• [AIM OF THE TASK]: How many lines in the records below contain the string "Customer"? Answer with the number alone.
"""
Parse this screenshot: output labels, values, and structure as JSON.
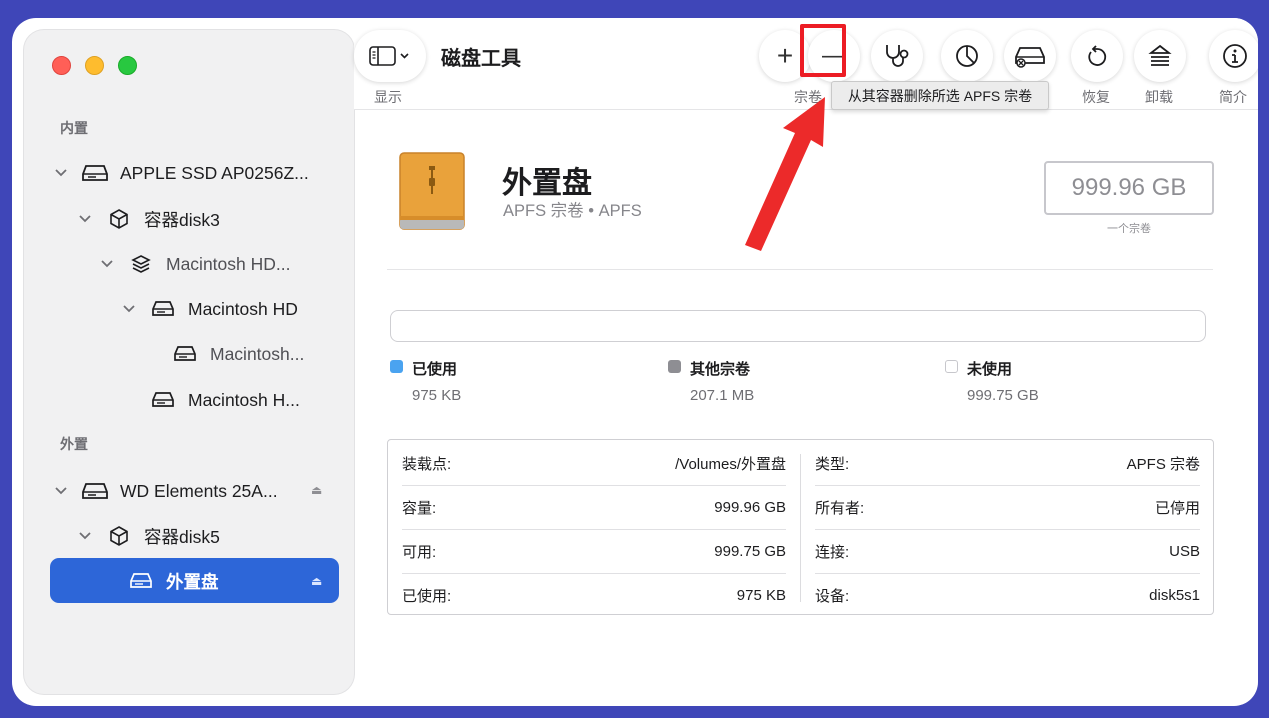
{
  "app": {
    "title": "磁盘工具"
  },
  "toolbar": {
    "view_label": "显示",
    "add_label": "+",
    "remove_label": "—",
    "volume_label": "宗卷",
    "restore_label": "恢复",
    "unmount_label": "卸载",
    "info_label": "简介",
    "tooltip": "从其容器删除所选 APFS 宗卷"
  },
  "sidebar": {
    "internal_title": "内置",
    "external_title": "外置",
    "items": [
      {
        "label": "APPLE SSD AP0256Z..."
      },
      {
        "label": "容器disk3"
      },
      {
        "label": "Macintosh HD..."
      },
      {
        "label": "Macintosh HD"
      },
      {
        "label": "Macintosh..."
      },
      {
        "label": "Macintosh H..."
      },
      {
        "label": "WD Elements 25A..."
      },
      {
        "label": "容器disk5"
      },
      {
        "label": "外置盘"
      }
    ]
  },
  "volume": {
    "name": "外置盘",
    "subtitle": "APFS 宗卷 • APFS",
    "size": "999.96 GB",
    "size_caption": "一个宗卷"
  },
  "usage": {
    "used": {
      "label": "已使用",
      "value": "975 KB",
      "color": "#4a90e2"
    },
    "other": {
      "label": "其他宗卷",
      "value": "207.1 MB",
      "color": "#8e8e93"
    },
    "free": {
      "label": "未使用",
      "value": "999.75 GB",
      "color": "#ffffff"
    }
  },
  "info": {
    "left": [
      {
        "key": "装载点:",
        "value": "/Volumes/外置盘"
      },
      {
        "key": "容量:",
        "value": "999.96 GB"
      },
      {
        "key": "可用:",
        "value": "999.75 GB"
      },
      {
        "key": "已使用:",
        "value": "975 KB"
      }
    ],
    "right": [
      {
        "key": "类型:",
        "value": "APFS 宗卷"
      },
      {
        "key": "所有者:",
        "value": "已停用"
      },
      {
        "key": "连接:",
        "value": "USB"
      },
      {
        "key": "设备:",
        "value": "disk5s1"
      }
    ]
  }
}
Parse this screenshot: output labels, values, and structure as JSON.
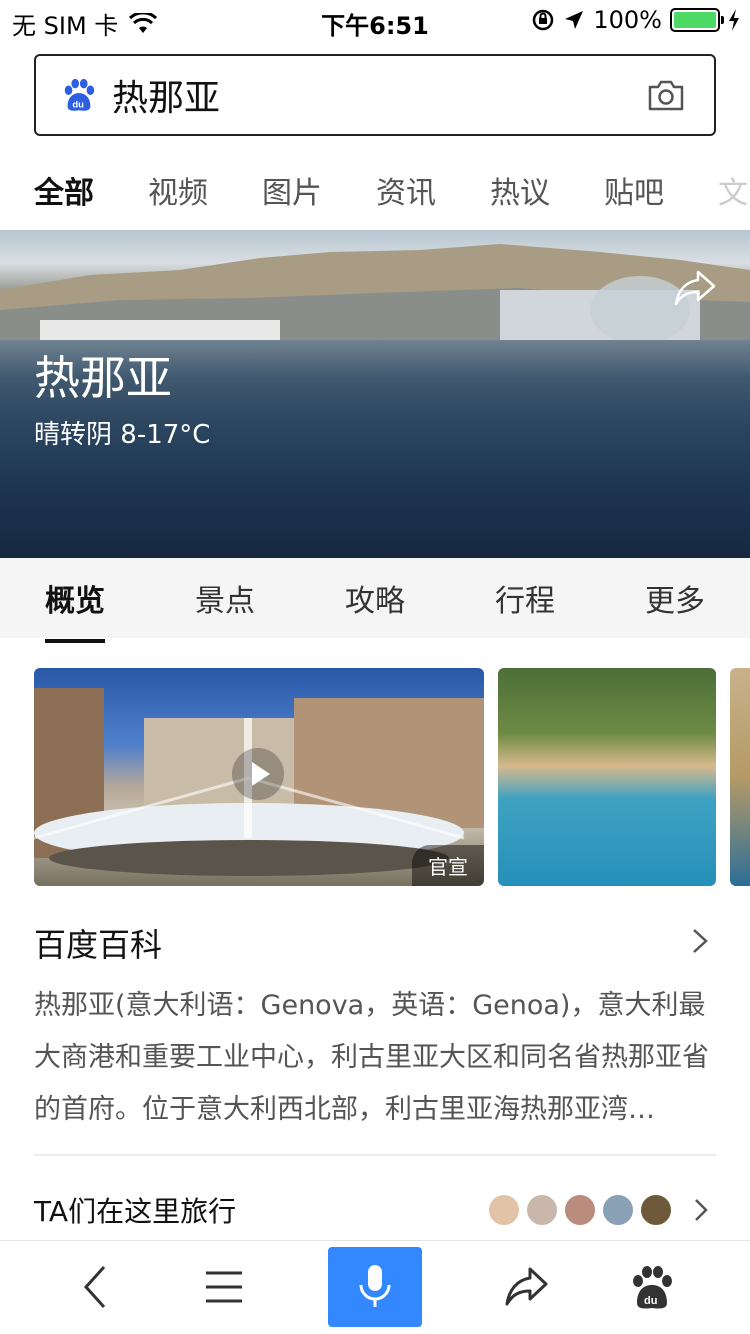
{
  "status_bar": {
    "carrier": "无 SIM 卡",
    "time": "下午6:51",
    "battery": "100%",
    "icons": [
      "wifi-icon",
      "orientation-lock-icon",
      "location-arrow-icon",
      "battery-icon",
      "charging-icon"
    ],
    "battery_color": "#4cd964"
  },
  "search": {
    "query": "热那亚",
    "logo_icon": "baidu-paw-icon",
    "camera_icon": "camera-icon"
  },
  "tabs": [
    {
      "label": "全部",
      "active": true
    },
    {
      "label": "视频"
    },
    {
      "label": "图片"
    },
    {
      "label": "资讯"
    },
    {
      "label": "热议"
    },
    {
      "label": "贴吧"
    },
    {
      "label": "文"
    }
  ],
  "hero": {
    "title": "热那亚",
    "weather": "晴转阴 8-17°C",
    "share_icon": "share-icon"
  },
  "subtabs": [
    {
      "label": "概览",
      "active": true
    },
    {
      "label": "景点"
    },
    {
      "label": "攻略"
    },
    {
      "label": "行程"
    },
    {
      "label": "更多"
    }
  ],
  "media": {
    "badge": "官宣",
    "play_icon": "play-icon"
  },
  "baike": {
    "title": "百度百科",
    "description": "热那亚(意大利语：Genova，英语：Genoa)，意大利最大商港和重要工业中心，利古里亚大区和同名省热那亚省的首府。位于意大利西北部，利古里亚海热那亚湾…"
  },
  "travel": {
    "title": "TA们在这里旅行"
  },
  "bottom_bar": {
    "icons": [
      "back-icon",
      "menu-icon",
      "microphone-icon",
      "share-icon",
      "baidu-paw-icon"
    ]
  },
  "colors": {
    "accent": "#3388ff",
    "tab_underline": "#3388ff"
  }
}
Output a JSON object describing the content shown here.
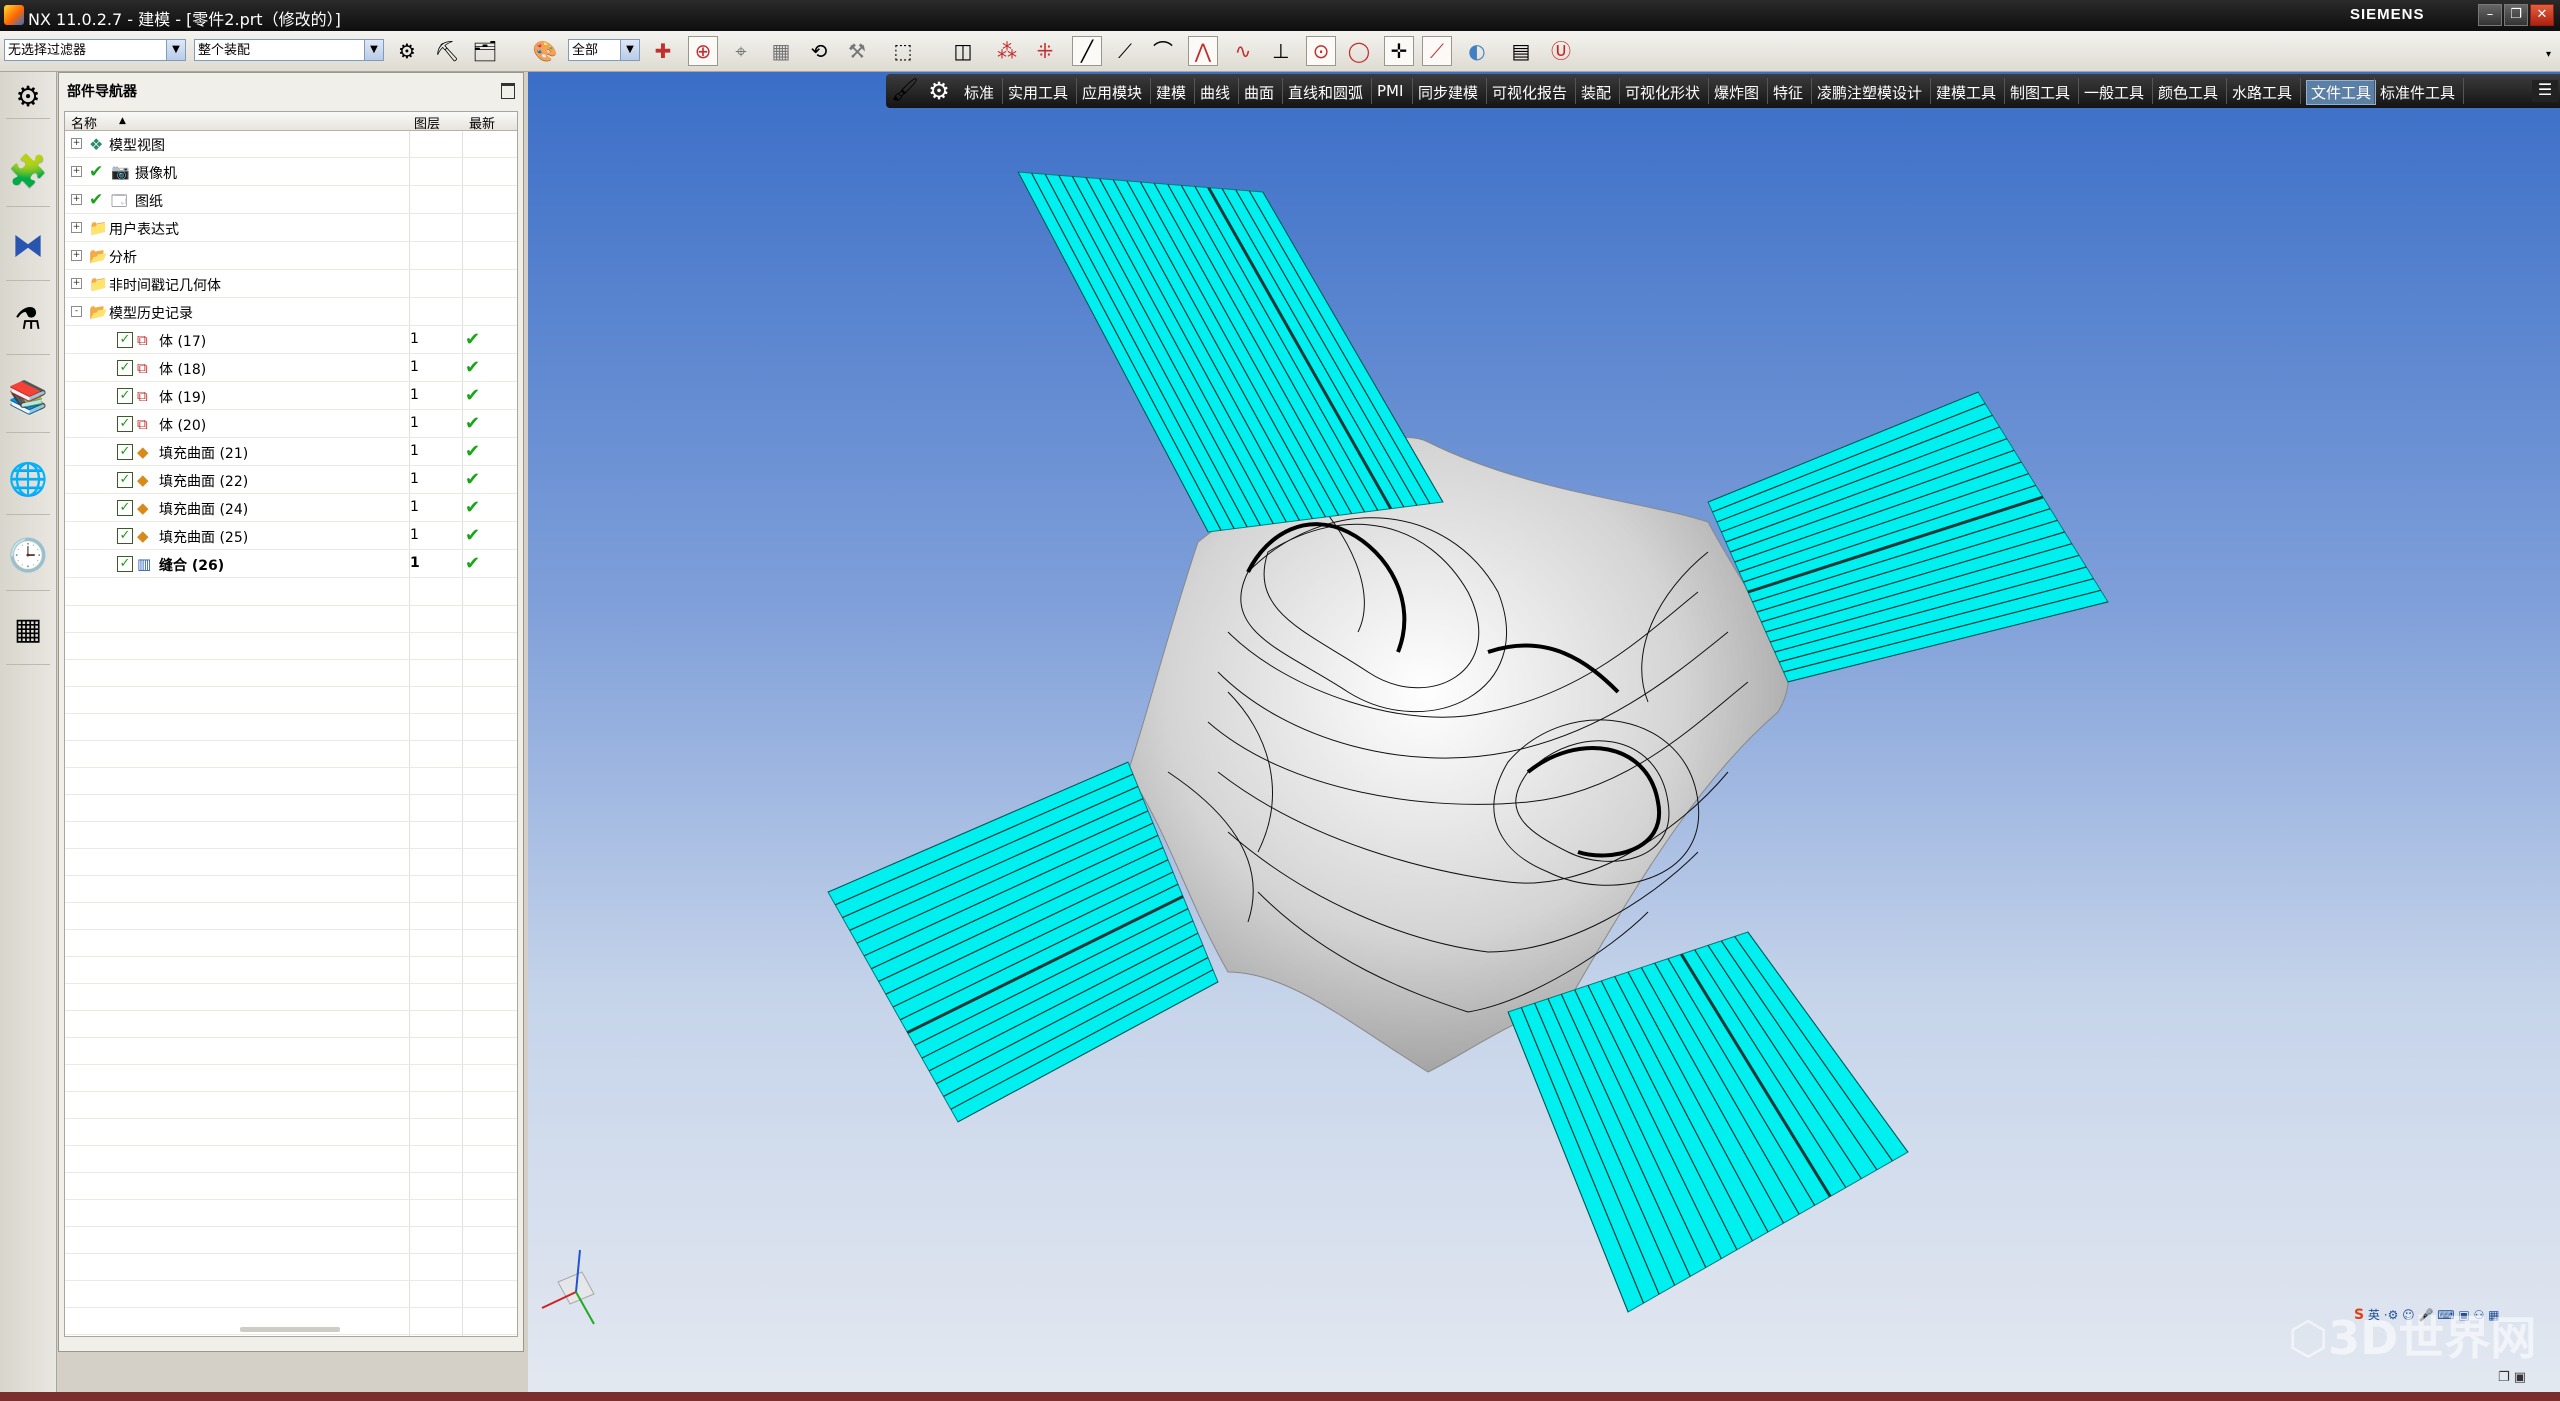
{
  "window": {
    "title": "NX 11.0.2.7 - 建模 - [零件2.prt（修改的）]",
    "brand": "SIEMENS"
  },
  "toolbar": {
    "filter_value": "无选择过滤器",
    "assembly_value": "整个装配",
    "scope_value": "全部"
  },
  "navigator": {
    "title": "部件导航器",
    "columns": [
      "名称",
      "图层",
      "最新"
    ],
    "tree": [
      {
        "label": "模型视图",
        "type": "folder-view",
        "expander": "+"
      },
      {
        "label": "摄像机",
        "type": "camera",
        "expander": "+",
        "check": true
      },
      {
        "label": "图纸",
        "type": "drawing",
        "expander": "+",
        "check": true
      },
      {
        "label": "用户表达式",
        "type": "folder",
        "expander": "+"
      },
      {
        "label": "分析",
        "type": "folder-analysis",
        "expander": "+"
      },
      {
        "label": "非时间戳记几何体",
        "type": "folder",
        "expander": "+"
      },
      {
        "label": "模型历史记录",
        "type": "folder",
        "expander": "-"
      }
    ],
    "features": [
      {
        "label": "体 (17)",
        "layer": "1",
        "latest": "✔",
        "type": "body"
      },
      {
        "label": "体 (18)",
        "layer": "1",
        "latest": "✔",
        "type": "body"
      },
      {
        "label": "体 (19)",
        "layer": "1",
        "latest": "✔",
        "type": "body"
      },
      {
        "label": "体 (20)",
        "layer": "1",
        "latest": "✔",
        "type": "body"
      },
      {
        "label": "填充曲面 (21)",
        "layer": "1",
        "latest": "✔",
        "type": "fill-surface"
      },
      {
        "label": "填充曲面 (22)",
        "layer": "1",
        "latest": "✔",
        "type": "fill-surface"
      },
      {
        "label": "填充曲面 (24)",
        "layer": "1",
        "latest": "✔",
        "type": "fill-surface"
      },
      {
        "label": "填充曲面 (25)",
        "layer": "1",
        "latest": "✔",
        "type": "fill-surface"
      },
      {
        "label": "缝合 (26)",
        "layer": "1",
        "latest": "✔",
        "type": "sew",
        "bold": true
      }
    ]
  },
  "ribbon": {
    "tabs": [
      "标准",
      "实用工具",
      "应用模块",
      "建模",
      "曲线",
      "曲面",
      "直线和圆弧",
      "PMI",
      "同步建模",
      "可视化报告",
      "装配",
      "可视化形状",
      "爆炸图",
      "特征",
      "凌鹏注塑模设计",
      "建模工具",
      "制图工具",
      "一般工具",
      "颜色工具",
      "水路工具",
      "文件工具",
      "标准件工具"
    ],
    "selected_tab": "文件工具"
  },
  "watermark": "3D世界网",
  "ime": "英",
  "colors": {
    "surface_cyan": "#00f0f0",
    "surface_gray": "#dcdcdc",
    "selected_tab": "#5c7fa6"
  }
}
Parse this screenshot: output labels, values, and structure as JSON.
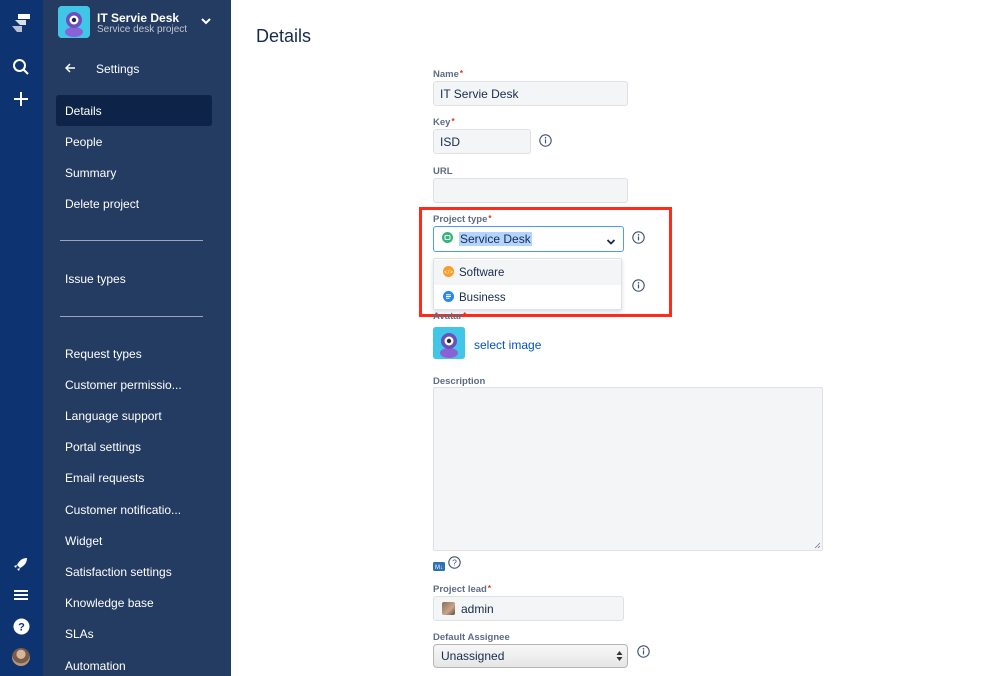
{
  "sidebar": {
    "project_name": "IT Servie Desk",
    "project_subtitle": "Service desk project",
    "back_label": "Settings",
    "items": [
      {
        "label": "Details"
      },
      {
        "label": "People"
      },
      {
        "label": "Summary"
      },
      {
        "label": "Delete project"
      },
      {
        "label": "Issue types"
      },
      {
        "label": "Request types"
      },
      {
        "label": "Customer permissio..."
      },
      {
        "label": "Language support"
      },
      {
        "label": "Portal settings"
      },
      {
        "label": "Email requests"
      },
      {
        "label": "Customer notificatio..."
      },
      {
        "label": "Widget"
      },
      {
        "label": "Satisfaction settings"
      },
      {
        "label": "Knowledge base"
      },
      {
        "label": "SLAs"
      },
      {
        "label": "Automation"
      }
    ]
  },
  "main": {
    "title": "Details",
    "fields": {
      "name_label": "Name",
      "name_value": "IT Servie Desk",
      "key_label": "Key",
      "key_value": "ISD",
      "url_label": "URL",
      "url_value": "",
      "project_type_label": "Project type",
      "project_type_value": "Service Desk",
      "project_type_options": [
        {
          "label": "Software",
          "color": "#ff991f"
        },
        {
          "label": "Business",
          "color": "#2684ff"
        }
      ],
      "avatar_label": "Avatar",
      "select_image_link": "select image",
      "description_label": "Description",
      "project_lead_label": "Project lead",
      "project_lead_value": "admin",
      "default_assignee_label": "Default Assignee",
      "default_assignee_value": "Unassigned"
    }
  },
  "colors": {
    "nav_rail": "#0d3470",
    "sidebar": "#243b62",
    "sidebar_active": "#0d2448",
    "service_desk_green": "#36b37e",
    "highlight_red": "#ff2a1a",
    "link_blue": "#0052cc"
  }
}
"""
• [YOUR SOLUTION]: 2